-- Recorded information follows --

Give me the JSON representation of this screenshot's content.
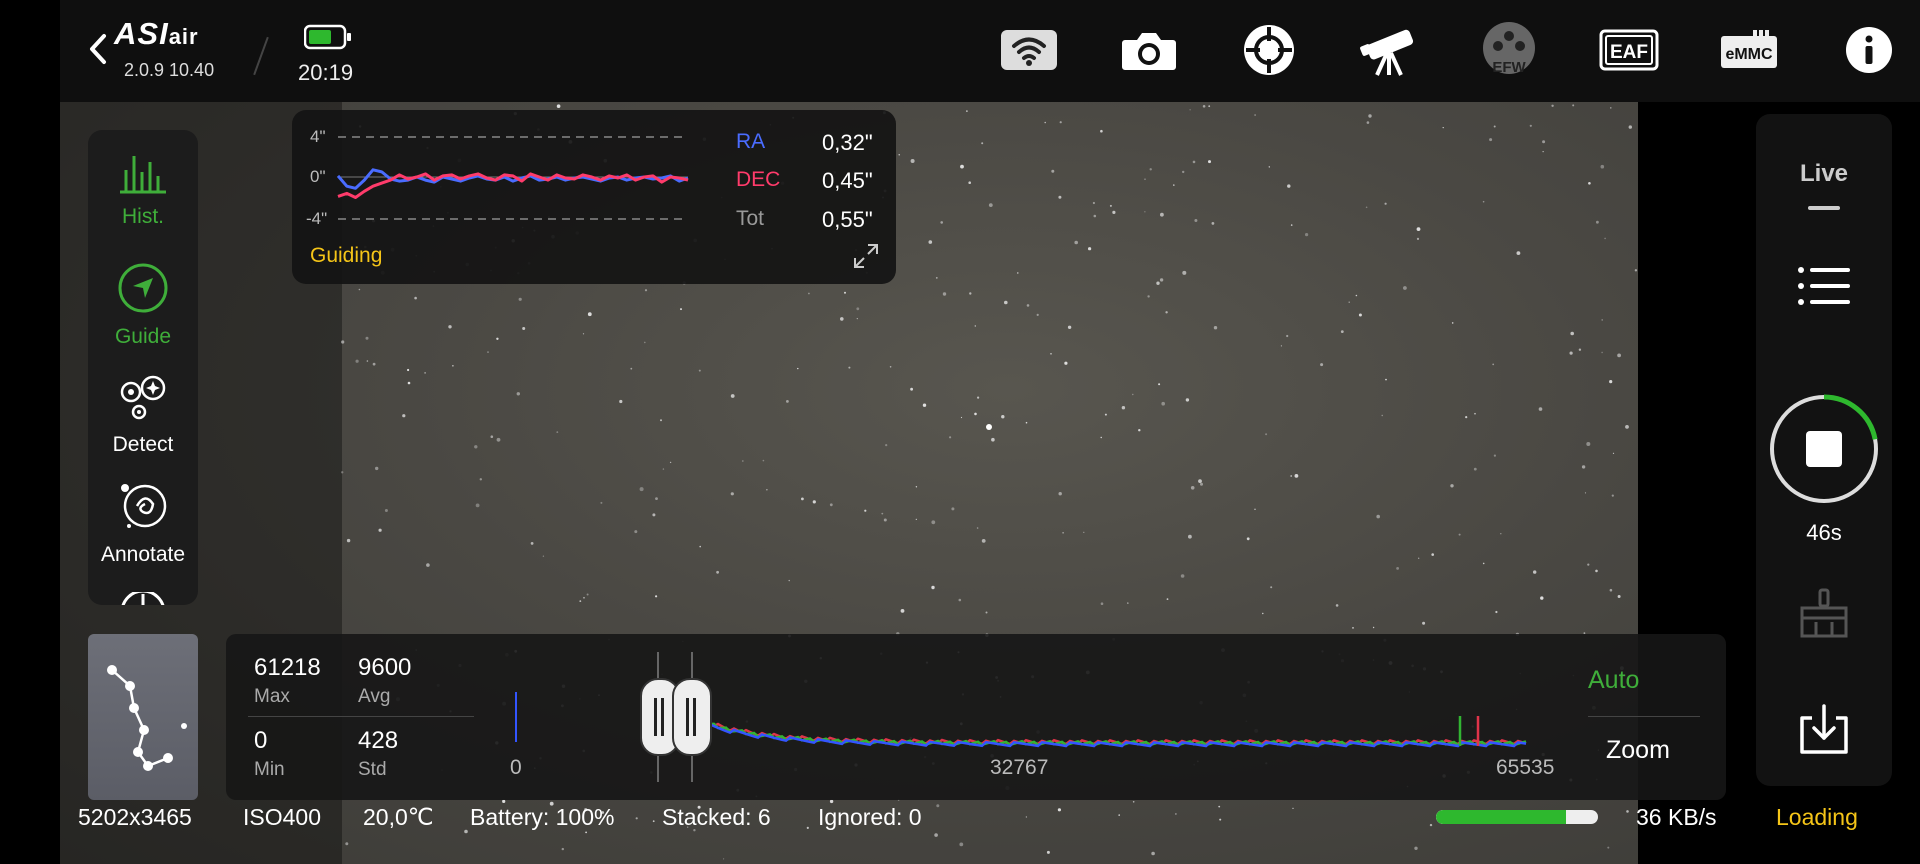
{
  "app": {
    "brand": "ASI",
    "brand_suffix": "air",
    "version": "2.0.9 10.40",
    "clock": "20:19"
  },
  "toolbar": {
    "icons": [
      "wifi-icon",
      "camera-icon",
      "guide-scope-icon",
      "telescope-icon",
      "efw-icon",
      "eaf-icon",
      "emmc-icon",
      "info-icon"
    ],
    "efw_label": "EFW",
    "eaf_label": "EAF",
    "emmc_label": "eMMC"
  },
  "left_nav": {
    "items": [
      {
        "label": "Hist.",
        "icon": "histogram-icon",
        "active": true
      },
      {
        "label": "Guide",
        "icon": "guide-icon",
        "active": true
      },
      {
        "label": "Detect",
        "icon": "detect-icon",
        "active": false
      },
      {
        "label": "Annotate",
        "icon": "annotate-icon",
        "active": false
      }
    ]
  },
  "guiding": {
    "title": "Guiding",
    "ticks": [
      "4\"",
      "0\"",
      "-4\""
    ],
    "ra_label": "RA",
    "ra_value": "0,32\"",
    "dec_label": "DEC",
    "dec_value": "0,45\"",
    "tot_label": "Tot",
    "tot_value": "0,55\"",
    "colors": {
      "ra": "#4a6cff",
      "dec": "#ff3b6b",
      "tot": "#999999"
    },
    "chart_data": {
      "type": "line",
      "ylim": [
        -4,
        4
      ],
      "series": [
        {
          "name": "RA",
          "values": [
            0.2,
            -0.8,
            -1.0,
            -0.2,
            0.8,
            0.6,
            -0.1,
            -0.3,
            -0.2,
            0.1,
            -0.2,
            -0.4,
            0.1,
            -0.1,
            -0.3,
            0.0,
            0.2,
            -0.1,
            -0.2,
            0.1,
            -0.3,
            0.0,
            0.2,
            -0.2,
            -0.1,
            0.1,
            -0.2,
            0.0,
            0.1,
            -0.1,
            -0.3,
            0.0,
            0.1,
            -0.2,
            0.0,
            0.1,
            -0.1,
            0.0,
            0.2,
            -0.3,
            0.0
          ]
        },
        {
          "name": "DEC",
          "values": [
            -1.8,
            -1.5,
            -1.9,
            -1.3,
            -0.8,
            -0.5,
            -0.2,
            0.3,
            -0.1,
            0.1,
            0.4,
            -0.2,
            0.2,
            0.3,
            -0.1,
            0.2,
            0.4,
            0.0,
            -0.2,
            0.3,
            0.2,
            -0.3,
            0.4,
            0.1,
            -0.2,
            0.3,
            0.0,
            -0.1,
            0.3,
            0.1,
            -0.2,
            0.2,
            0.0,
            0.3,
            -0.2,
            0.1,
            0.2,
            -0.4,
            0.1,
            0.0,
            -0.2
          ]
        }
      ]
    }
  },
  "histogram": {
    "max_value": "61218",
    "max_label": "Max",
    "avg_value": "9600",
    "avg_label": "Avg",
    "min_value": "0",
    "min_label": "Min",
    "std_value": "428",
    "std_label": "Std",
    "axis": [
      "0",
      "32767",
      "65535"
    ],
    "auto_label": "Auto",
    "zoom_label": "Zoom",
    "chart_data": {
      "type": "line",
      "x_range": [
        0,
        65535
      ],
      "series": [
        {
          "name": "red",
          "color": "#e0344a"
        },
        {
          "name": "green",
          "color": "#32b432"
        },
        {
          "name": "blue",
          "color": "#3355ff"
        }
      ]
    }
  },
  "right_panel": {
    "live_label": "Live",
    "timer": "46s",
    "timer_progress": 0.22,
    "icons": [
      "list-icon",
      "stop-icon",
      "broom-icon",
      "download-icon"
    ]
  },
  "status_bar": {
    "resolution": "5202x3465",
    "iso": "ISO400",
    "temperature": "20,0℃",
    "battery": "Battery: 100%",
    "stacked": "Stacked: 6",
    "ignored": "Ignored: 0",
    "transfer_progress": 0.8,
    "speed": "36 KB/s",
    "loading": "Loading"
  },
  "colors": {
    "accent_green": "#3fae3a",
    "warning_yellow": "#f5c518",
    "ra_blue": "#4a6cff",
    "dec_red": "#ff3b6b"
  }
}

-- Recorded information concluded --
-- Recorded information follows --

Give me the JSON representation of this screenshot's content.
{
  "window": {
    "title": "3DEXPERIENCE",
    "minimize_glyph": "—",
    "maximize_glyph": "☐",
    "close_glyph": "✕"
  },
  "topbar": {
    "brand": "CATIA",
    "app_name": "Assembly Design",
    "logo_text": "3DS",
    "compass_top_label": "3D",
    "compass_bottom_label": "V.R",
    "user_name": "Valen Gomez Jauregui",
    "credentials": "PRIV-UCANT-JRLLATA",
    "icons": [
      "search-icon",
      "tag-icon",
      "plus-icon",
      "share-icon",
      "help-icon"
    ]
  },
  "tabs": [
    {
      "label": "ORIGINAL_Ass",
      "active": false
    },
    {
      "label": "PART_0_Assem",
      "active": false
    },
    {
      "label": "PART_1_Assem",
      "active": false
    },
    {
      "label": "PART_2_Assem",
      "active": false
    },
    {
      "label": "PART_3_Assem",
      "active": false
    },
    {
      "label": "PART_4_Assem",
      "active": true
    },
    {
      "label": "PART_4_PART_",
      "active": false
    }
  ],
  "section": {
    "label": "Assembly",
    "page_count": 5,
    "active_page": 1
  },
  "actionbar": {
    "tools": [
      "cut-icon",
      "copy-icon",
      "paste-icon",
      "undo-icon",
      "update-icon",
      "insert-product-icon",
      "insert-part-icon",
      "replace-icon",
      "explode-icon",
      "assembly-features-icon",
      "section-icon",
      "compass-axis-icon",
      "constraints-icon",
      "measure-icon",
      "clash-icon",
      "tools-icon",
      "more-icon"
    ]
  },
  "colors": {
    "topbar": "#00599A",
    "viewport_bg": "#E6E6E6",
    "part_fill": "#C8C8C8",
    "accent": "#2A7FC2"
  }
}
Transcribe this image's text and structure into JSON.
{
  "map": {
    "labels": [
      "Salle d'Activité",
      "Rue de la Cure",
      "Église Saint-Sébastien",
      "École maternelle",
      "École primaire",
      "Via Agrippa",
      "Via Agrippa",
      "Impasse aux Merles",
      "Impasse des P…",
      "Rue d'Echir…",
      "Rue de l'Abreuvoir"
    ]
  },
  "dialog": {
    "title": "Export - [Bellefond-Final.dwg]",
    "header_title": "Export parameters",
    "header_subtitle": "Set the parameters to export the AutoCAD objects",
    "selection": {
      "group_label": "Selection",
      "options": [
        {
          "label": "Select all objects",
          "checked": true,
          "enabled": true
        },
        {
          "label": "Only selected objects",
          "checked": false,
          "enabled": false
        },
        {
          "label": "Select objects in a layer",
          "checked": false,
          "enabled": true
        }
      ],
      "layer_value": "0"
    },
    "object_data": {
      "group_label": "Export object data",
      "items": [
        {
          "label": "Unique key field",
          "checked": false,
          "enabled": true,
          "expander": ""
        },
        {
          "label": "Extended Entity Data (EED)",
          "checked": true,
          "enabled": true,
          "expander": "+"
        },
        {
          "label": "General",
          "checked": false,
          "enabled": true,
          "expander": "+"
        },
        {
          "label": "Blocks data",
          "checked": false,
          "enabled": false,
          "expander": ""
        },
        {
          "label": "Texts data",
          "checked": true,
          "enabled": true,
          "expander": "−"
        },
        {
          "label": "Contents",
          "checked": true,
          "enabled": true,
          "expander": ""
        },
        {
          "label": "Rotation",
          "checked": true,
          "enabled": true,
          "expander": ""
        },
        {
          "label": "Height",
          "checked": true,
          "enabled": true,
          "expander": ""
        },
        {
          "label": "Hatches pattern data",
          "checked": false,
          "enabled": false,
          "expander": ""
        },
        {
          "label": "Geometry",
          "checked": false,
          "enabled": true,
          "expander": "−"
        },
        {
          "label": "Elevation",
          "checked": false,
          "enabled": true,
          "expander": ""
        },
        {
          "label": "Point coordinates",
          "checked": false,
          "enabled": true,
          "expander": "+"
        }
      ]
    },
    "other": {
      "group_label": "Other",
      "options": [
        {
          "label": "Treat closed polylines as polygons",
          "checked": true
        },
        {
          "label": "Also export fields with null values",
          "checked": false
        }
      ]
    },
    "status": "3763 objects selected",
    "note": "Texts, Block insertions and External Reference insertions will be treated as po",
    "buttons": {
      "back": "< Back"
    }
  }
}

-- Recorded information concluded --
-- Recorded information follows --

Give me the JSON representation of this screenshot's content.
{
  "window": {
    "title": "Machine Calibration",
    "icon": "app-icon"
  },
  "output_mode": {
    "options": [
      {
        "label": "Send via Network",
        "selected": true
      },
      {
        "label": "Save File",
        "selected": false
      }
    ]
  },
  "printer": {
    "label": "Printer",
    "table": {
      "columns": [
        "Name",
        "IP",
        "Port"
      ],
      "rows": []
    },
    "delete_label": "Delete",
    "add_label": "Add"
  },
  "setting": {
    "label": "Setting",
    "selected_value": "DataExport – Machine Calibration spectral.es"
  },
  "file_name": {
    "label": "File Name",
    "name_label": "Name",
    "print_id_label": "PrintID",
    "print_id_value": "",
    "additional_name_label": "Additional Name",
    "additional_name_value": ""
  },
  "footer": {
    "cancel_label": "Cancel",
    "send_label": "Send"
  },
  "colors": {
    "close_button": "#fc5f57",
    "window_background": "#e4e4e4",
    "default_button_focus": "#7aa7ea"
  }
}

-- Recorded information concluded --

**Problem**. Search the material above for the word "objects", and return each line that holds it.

**Finished exercise**.
    "header_subtitle": "Set the parameters to export the AutoCAD objects",
          "label": "Select all objects",
          "label": "Only selected objects",
          "label": "Select objects in a layer",
    "status": "3763 objects selected",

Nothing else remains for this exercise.